» Prompt:
Take the data below and filter it for lines containing the word "League"; show each line found.

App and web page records
****
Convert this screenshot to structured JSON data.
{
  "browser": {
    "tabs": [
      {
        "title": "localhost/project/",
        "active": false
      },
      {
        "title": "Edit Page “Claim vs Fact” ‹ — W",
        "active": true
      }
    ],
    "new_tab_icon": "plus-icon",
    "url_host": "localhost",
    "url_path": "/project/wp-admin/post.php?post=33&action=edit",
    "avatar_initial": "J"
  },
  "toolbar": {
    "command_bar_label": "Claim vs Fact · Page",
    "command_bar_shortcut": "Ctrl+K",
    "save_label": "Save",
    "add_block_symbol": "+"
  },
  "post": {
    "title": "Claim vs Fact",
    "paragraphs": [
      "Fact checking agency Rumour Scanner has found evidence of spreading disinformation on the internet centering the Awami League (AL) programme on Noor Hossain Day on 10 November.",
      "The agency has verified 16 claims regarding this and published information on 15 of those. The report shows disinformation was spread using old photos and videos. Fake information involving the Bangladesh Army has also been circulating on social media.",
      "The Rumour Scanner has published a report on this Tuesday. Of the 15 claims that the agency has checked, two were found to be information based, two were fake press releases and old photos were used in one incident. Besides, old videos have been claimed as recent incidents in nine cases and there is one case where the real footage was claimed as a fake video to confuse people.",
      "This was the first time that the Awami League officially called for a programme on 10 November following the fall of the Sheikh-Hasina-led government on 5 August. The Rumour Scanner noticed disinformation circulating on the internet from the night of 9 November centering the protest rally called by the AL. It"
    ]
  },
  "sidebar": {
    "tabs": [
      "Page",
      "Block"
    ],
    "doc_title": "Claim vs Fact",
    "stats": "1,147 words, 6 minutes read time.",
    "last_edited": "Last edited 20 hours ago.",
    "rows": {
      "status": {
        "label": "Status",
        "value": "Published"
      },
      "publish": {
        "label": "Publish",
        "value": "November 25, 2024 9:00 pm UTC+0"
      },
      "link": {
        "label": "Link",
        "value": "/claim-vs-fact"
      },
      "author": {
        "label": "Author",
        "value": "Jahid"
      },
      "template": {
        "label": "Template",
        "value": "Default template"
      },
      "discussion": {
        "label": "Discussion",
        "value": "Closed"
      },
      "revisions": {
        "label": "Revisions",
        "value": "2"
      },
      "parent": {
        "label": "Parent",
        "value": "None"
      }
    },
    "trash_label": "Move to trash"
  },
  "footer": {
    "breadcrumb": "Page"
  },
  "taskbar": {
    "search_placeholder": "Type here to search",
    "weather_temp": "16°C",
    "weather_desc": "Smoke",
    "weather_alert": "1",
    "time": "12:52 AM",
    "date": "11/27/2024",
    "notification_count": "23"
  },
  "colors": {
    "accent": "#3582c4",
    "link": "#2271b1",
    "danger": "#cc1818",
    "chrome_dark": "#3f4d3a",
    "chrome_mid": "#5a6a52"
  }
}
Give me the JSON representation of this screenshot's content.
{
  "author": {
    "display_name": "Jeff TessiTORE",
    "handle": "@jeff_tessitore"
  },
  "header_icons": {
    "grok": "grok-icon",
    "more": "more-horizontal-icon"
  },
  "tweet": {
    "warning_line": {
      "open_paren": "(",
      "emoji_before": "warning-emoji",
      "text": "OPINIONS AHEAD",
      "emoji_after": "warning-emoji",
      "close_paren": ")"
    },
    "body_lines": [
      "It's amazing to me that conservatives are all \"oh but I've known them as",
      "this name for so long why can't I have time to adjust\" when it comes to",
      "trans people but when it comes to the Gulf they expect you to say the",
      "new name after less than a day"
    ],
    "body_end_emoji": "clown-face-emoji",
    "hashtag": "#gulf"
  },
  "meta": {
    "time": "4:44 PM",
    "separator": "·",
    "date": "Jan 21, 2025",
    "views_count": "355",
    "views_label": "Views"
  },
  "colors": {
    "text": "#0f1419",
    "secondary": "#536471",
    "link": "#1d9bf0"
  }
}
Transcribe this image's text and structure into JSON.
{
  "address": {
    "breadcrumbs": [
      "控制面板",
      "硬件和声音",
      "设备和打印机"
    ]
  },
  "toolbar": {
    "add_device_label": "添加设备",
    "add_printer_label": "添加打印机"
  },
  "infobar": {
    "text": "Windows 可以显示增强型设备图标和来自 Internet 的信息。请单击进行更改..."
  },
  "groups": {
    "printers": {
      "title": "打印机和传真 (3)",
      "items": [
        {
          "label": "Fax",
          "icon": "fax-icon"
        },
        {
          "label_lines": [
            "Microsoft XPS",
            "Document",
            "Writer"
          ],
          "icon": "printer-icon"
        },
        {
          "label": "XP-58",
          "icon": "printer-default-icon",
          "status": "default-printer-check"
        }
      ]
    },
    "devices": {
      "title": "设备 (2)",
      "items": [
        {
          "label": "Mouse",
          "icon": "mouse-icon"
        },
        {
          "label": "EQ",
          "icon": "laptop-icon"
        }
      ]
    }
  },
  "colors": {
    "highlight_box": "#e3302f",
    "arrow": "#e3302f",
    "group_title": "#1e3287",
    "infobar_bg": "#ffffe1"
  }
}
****
» Result of the exercise:
      "Fact checking agency Rumour Scanner has found evidence of spreading disinformation on the internet centering the Awami League (AL) programme on Noor Hossain Day on 10 November.",
      "This was the first time that the Awami League officially called for a programme on 10 November following the fall of the Sheikh-Hasina-led government on 5 August. The Rumour Scanner noticed disinformation circulating on the internet from the night of 9 November centering the protest rally called by the AL. It"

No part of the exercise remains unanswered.